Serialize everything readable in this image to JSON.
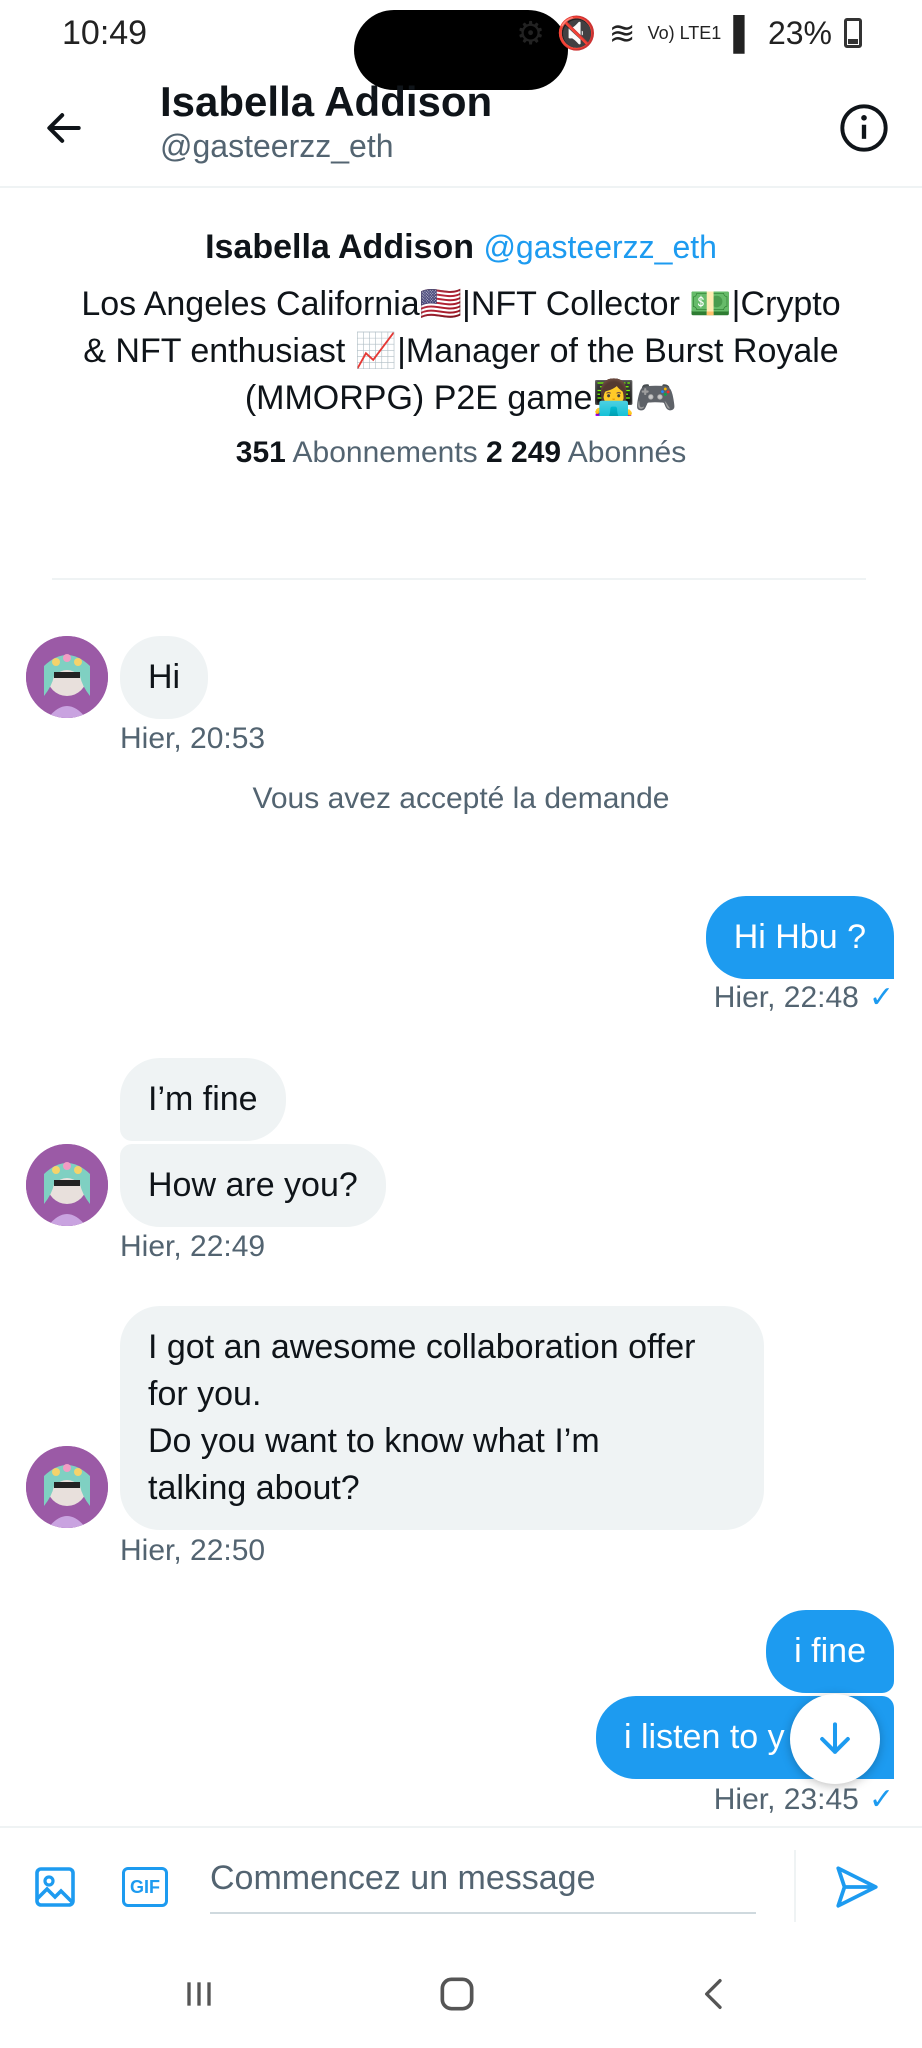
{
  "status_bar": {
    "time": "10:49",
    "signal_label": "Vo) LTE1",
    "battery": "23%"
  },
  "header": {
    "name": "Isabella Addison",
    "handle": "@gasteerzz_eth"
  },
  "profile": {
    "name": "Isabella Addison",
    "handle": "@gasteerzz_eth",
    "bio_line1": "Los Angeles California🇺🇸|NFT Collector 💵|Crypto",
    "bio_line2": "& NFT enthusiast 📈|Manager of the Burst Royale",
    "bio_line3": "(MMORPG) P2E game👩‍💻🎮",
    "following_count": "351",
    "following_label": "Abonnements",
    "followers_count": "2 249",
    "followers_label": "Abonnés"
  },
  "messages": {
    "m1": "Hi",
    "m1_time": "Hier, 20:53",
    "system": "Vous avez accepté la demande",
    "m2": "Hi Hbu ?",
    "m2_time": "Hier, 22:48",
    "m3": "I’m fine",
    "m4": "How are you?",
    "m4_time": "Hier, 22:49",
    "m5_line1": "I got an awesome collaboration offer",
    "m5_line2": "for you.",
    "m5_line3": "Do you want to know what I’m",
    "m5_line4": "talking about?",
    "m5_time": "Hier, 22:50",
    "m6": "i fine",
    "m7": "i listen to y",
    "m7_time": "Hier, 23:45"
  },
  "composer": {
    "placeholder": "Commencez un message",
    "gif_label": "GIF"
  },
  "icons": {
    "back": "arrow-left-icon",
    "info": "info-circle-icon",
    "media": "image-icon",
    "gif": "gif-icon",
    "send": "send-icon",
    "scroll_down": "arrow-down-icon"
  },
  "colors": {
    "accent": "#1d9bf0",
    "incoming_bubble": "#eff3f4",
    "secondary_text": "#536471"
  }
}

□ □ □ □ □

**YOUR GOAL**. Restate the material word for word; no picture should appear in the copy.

**ANSWER BOX**.
Serialize everything readable in this image to JSON.
{
  "status_bar": {
    "time": "10:49",
    "signal_label": "Vo) LTE1",
    "battery": "23%"
  },
  "header": {
    "name": "Isabella Addison",
    "handle": "@gasteerzz_eth"
  },
  "profile": {
    "name": "Isabella Addison",
    "handle": "@gasteerzz_eth",
    "bio_line1": "Los Angeles California🇺🇸|NFT Collector 💵|Crypto",
    "bio_line2": "& NFT enthusiast 📈|Manager of the Burst Royale",
    "bio_line3": "(MMORPG) P2E game👩‍💻🎮",
    "following_count": "351",
    "following_label": "Abonnements",
    "followers_count": "2 249",
    "followers_label": "Abonnés"
  },
  "messages": {
    "m1": "Hi",
    "m1_time": "Hier, 20:53",
    "system": "Vous avez accepté la demande",
    "m2": "Hi Hbu ?",
    "m2_time": "Hier, 22:48",
    "m3": "I’m fine",
    "m4": "How are you?",
    "m4_time": "Hier, 22:49",
    "m5_line1": "I got an awesome collaboration offer",
    "m5_line2": "for you.",
    "m5_line3": "Do you want to know what I’m",
    "m5_line4": "talking about?",
    "m5_time": "Hier, 22:50",
    "m6": "i fine",
    "m7": "i listen to y",
    "m7_time": "Hier, 23:45"
  },
  "composer": {
    "placeholder": "Commencez un message",
    "gif_label": "GIF"
  },
  "icons": {
    "back": "arrow-left-icon",
    "info": "info-circle-icon",
    "media": "image-icon",
    "gif": "gif-icon",
    "send": "send-icon",
    "scroll_down": "arrow-down-icon"
  },
  "colors": {
    "accent": "#1d9bf0",
    "incoming_bubble": "#eff3f4",
    "secondary_text": "#536471"
  }
}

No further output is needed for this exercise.